1. Coordination and timing between hip and knee extension
2. Maximum Strength
3. Explosive Strength
4. Reactive Strength
Coordination involves ensuring an athlete has proper motor and muscle recruitment patterns. The best tool to improve recruitment patterns is yielding isometrics. Yielding isometrics involve having an athlete hold a static position for a predetermined amount of time.
1. For improving the vertical jump, we prefer deep lunge isometric holds and wall squats. A good place to begin is having the athlete holds for 3 sets of 30s each leg gradually building up to 2:00.

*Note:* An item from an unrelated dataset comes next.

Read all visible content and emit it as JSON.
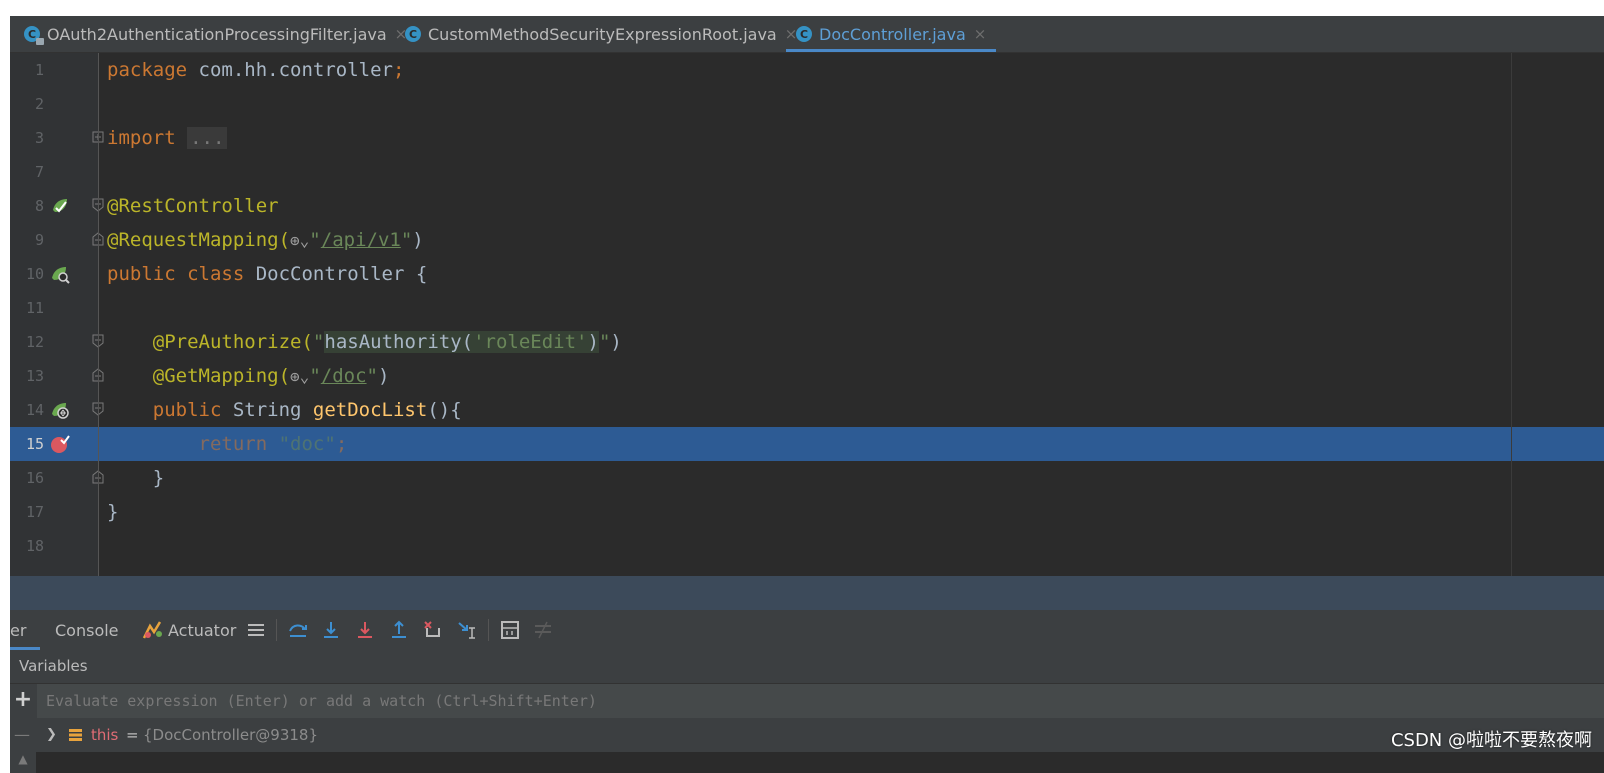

2. The ability to produce large amounts of force is vital to vertical jump performance. Furthermore, athletes must be able to express that force quickly for it to translate to vertical jumping. If an athlete has not trained the ability to develop high amounts of force at low speeds, characterized by heavy strength training, then there is certainly no way that they will be able to express force at high speed. The amount of power they can produce will be limited as they do not have the ability to create force. Force precedes velocity! This is why youth athlete need to focus on developing strength before power.
Squatting and Deadlifting are 2 exercises we utilize to develop strength that translates to jumping performance. We generally will perform these exercises between 75 and 90% or an athletes 1 repetition max gradually progressing as they advance.